I came across this article, "The Day I Started Lying to Ruth," written by an oncologist about his wife death from cancer. Many parts of it resonated - the idea of unfulfilled aspirations and promises, explicit and implicit; the medical decisions that never felt like true choices, because of course he was going to try everything possible, what else was there?; and the strange loneliness now of having "plenty of people to do things with, but nobody to do nothing with."
But the article also made me grateful for my relative medical ignorance throughout the majority of Scott's illness. Unlike the author, I didn't know what the end would look like, or even basic facts about his cancer type. That first month after Scott was diagnosed, I looked up one paper on neuroendocrine carcinoma, and the survival statistics were terrifying. I consoled myself that the paper was old (outdated, I decided), and didn't read anything further. I think Scott was surprised, maybe a little hurt, that I didn't take more interest in the medical details of his cancer. For me, it wasn't a completely conscious decision to avoid learning about it, but I was aware of a gaping hole in my knowledge and did not take steps to fill it. It was easier to just think, "Scott's cancer is really rare.

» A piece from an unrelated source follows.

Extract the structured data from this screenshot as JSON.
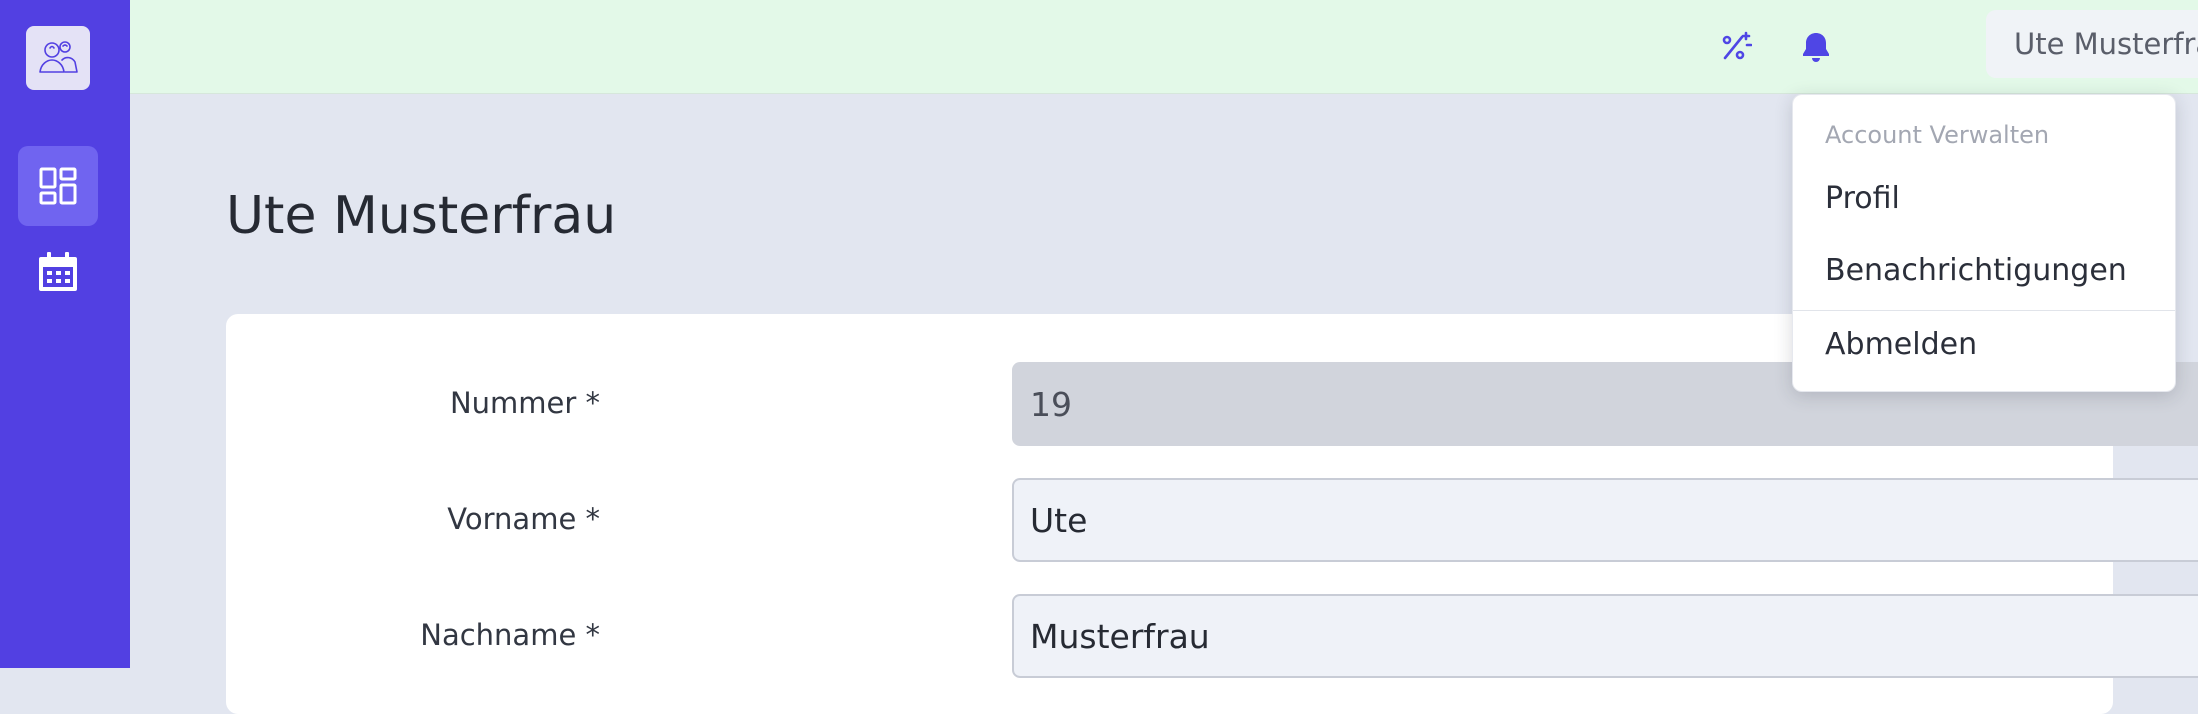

There's not enough research to be able to draw any conclusions." Ignorance wasn't exactly bliss, but it was at least protective.
By the time we covered cancer in school, Scott was very weak. Learning the details of neuroendocrine carcinoma hit painfully close to home, but I didn't need protection from the information any more. I already understood that he wasn't going to be among the very small minority who surived five years.
Scott was diagnosed two weeks before I started med school, and he died during our cancer unit; my medical education (and practice) will always be inseparable from his experience as a patient. There are times when I see him very clearly in patients. I've been thinking a lot lately about whether and how I'll hold on to that compassion when I move into third year (and beyond) and start seeing a lot of patients and being a lot busier. I know that Scott will always be part of me, and that the things I've learned over the past 18 months will never be unlearned, but I wonder how accessible it will be. I worry about those lessons not being so close to the surface, about lapses in memory, about other things coming along and tamping down, crowding out what's inside right now.
And then I remind myself not to worry, because I'm thinking about him now. And the future has't arrived yet, only the present. A grey fox just jumped the fence into my parents' backyard and rooted around the grass below the birdfeeders. And a red, red cardinal was out there earlier, singing. The trees are just starting to bud. There's still ice on the lake, but it comes and goes depending on the wind. The full moon the past few nights has been casting bright rays through my bedroom window. I'm glad to be where I am. There's still grief in looking back and in thinking about unfullfilled aspirations and promises. But I will not lose what is in the past. I will not lose Scott and the life I had with him. As for what might have been, a friend suggested this: "Pray that the dream comes back to you another way."